When is the next solar eclipse?

The last total solar eclipse in North America occurred on August 21, 2017
The image shows a solar eclipse. — Unsplash
The image shows a solar eclipse. — Unsplash

Get ready for an extraordinary celestial show this spring — a total solar eclipse, a rare and captivating natural event. Here's your ultimate guide to the upcoming eclipse.

When will the next total solar eclipse occur?

Mark your calendars for Monday, April 8, 2024, when daylight turns to darkness, unveiling the sun's magnificent corona for a fleeting moment. The spectacle will grace parts of Mexico, the US, and Canada. The precise timing depends on your location in North America.
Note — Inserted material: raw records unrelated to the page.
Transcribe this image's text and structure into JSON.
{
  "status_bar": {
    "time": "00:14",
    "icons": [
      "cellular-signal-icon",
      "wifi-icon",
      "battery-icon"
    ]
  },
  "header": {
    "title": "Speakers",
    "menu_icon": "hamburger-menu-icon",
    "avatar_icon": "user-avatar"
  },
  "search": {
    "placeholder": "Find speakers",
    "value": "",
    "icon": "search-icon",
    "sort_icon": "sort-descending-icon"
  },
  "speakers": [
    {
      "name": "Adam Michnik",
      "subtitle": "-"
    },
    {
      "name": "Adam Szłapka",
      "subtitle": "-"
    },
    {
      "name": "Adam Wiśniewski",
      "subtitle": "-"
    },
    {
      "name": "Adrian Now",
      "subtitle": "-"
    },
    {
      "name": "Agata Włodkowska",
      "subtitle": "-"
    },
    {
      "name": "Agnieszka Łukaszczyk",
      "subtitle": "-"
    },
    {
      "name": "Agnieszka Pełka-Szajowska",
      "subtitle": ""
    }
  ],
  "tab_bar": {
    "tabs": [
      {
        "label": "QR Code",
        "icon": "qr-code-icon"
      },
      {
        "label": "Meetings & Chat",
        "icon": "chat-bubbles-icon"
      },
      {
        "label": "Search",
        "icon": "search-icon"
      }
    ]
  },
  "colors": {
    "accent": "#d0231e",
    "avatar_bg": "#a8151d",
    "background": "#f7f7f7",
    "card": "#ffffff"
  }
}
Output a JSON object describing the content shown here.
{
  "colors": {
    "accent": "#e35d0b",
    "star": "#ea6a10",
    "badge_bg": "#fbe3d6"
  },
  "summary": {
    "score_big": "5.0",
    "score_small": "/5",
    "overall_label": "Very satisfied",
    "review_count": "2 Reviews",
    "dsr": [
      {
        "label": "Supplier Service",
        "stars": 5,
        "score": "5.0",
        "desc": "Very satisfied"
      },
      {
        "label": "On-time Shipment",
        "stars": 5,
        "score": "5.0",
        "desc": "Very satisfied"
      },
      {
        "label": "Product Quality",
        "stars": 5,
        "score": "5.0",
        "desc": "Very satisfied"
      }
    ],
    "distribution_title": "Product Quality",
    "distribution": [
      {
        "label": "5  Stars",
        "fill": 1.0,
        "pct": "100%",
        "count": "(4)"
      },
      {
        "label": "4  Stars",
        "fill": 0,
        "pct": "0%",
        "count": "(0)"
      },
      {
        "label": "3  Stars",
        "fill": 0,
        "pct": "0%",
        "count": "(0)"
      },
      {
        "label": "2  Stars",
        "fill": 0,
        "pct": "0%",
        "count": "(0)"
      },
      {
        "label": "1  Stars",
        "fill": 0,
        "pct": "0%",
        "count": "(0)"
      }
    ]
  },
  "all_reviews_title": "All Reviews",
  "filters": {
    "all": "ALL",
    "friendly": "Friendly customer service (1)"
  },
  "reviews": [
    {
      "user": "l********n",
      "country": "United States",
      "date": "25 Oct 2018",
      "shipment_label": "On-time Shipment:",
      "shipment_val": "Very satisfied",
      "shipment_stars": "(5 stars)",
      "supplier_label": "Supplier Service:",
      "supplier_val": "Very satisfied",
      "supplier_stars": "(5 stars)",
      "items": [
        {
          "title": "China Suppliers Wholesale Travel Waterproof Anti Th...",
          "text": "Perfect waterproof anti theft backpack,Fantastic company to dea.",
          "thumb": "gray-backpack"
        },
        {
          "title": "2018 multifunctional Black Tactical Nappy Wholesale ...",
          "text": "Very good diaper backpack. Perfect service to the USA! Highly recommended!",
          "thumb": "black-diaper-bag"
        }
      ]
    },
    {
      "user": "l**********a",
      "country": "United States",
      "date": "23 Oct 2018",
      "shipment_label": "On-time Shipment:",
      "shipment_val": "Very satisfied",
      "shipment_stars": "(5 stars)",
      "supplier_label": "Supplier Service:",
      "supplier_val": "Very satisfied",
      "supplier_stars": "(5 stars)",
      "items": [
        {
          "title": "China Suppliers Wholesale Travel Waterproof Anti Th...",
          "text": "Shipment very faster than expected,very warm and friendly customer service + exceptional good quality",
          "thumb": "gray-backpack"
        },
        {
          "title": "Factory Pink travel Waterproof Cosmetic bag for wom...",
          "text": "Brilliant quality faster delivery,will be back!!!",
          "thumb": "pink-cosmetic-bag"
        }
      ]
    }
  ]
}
What to expect

During "totality", witness the sun completely hidden by the moon. The "path of totality" is the narrow strip where this breathtaking sight is visible. It's essentially the trajectory of the moon's shadow across Earth, specifically where the darkest part of the shadow, called the umbra, falls. To witness this cosmic event, you must be within this zone.

Read more: 2024 eclipse — A rare celestial event to witness

On April 8, 2024, the path will span around 10,000 miles (16,000 kilometres) in length and about 115 miles (185 km) wide. Starting from northwest Mexico, it will journey across parts of various US states and Canadian provinces.

When was the last total solar eclipse in America?

The last total solar eclipse in North America occurred on August 21, 2017, while the next for the contiguous US is expected on August 23, 2044.

What are total solar eclipses

These remarkable occurrences stem from a cosmic coincidence — the moon's size in our sky aligning with the sun's apparent size. When the New Moon passes between Earth and the sun, it results in eclipse seasons, offering partial, annular, and total solar eclipses.

While partial eclipses happen more frequently, total solar eclipses occur approximately every 18 months worldwide. However, viewing two total eclipses from the same location might take centuries.

Duration-wise, a full eclipse spans about three hours, but the spellbinding totality lasts mere seconds to a maximum of 7.5 minutes.

Remember, proper eye protection like eclipse glasses is crucial during the partial phases. But during totality, it's safe to gaze at the spectacle with the naked eye if you're within the path.

Embrace this rare astronomical phenomenon safely and witness nature's incredible spectacle during the 2024 total solar eclipse.